Australia has seen more shark attack deaths in 2020 than it has seen for more than 90 years, after a man died following a Sunday morning attack.
The attack occurred off of a popular tourist beach near Broome in Western Australia, resulting in the death of a local resident in his 50s, Australia’s ABC News reported Sunday. Police told the broadcaster that the man was body-boarding off the coast at Cable Beach around 8:45 a.m.
A couple reportedly observed the attack from the shore and then were able to bring the injured man to the beach.
“They observed a disturbance and some thrashing the water,” police inspector Gene Pears said, according to ABC. “[They] retrieved the injured man from the water and dragged him to the beach whilst his wife called police and an ambulance.”
RepublicanWire reached out to the Western Australia Police as well as to the Shire of Broome for comment, but they did not immediately respond.
“The man was recovered from the water and was treated by local police before arrival of St. John Ambulance. Tragically the man, a local resident aged in his 50s, died as a result of his injuries,” the police said in a statement to CNN. Police have told the public to be cautious and to report shark sightings to the authorities.
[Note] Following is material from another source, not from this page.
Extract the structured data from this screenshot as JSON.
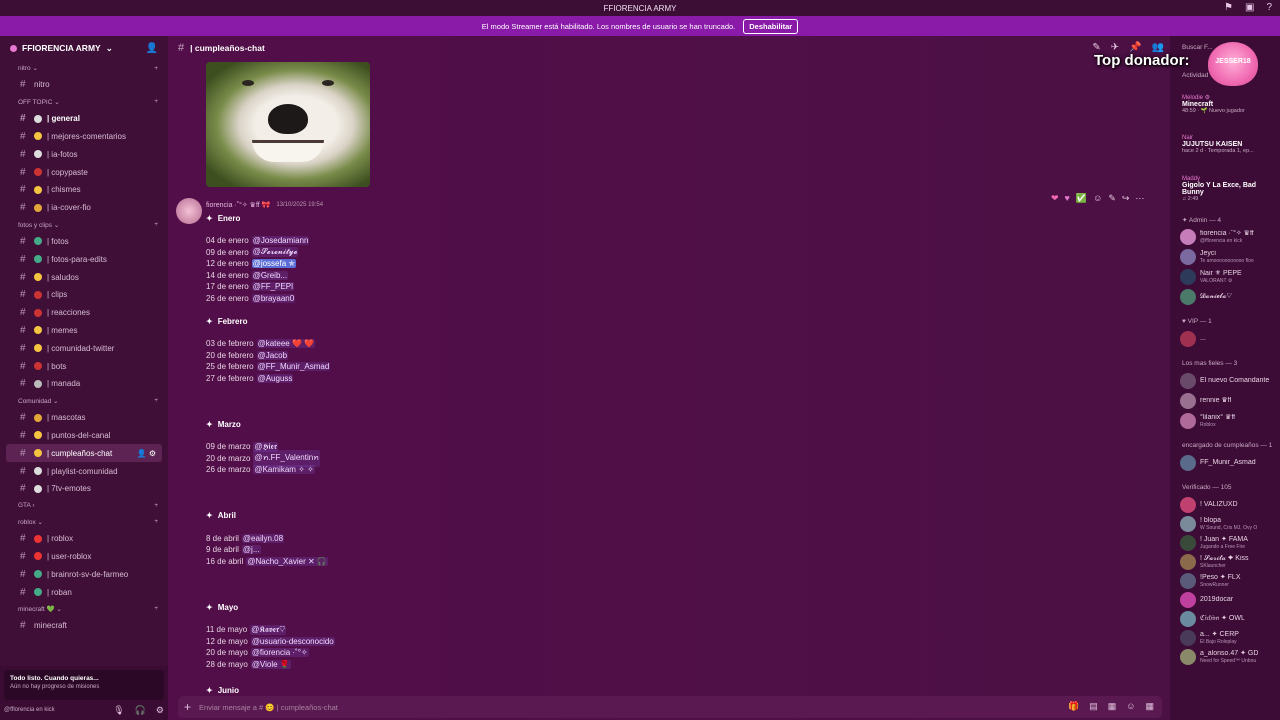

Australia has now seen eight shark attack deaths in 2020, a dramatic increase from zero in 2019. The last time the country saw more than eight shark attack deaths was in 1929—91 years ago—when Australia counted nine deaths due to sharks that year. The country last saw seven deaths due to sharks in 1934.
The last Australian shark attack that resulted in death took place about six weeks ago. The body of that individual—who was surfing—was never recovered. His surfboard was found and a shark was spotted in the area.
Shark attacks and deaths due to sharks are still incredibly rare globally. The Florida Museum annually releases a report by the International Shark Attack File. For 2019, the report confirmed 64 unprovoked shark attacks and 41 provoked attacks. Only two of those unprovoked attacks resulted in a fatality.
The highest number of unprovoked attacks actually took place in the U.S. last year, with 41 in total. But none of those U.S. attacks were fatal.
“The total number of unprovoked shark attacks worldwide is extremely low, given the number of people participating in aquatic recreation each year. Fatality rates have declined for decades, reflecting advances in beach safety, medical treatment, and public awareness,” the report explained. “This underscores the importance of global efforts to improve ocean rescue, medical care, and shark education.”